To Top

North Carolina Senate Committee Set To Make Changes To Sports Betting Bill

Written By Matthew Kredell | Updated:
North Carolina Sports Betting Bill Set To Move Forward

The North Carolina Senate will discuss changes to sports betting legislation Wednesday in the Commerce and Insurance Committee.

Sen. Jim Perry, leading the effort to pass sports betting in the Senate, provided PlayUSA with a copy of his substitute bill. Changes include an increase in tax rate and the addition of licensing for parimutuel wagering.

Perry will offer the amendment at a committee hearing beginning at noon EST. He says the changes could be voted on in committee Wednesday.

The House passed HB 347 at the end of March.

The Senate, which passed sports betting legislation last year, has taken its time in getting to the bill. But that shouldn’t be taken as an indicator that it lacks support.

Perry Perry tells PlayUSA that the bill has support to pass in the Senate, which could make North Carolina the third state to pass sports betting legislation this year. Retail sports wagering already takes place at tribal casinos in the state.

Senate changes to NC sports betting bill

The biggest change offered for HB 347 establishes licensing requirements for advanced deposit wagering.

As passed by the House, the bill includes parimutuel wagers in the definition of sports wagering. Perry’s amendment creates the advanced deposit wagering (ADW) license to offer parimutuel wagers.

Applicants pay a $20,000 fee for an ADW license. Each ADW licensee pays an annual 1% tax on the total parimutuel wagers placed by residents of the state.

Perry’s amendment also increases the sports wagering tax rate from 14% to 18%.

And the Senate wants to eliminate deductions on promotional credits offered by sportsbooks. Multiple representatives also proposed this change on the House floor.

The House bill initially allows sportsbooks to deduct promotional credits to promote attracting sports bettors to their legal and regulated market. After one year of unlimited deductions, the credits phase out over the next three years until they are not allowed beginning in 2027.

Details of North Carolina sports betting legislation

In addition to the changes being considered in the Senate, here’s the main details of HB 347 as passed by the House:

  • Allows for 10-to-12 online sportsbook operators along with retail sportsbooks in or around North Carolina professional sports venues.
  • Appoints the North Carolina State Lottery Commission to oversee sports betting.
  • Guarantees interactive sports betting licenses to federally recognized North Carolina Indian tribes. These licenses don’t count toward the cap of 12 awarded by the Commission.
  • Prohibits operators from taking online sports wagers originating from tribal lands.
  • Charges $1 million every five years for an interactive sports wagering license.
  • Service providers pay $50,000 for a five-year license and suppliers pay $30,000.
  • Mandates operators use official league data for in-play wagers.
Photo by PlayUSA
Matthew Kredell Avatar
Written by
Matthew Kredell
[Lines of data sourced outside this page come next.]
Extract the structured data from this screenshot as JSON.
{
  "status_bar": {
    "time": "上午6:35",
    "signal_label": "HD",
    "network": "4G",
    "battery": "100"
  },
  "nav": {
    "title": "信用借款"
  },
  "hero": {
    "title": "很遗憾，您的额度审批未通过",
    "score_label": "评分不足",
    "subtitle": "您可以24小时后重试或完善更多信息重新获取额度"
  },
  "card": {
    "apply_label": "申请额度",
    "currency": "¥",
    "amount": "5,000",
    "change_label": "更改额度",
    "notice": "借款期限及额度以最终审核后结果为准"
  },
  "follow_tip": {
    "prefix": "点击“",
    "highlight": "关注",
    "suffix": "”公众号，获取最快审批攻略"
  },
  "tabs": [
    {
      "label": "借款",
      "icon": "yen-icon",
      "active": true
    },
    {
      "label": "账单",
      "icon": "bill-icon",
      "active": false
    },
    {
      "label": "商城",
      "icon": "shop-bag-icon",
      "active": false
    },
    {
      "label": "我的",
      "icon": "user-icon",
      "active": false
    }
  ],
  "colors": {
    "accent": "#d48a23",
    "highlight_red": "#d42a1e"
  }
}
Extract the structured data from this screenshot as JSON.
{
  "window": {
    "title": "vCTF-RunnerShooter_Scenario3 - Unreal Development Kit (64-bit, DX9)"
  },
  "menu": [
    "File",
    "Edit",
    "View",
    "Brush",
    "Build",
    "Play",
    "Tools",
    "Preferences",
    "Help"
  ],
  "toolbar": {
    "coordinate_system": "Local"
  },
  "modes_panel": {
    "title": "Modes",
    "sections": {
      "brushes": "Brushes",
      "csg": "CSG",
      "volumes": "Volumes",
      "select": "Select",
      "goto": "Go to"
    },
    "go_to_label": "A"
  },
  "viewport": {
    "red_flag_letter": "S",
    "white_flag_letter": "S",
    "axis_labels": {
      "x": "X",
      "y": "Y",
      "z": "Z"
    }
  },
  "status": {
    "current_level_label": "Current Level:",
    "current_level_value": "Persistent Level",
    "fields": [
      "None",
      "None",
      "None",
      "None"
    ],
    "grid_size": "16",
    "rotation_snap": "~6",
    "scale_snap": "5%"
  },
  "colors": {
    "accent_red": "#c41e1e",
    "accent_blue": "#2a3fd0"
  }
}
Matthew Kredell serves as senior lead writer of legislative affairs involving online gambling at PlayUSA. He began covering efforts to legalize and regulate online gambling in 2007 after federal passage of the Unlawful Internet Gambling Enforcement Act disrupted his hobby of playing small-stakes online poker. He has since interviewed more than 300 lawmakers around the country and written extensively about online gambling legislation. He has led coverage of bills to legalize online gambling in most states. A lifelong Angeleno and USC journalism alum, Matthew started his career working as a sportswriter for a decade at the Los Angeles Daily News. He has written on a variety of topics for Playboy Magazine, Men’s Journal, Los Angeles magazine, LA Weekly and ESPN.com.

View all posts by Matthew Kredell
Privacy Policy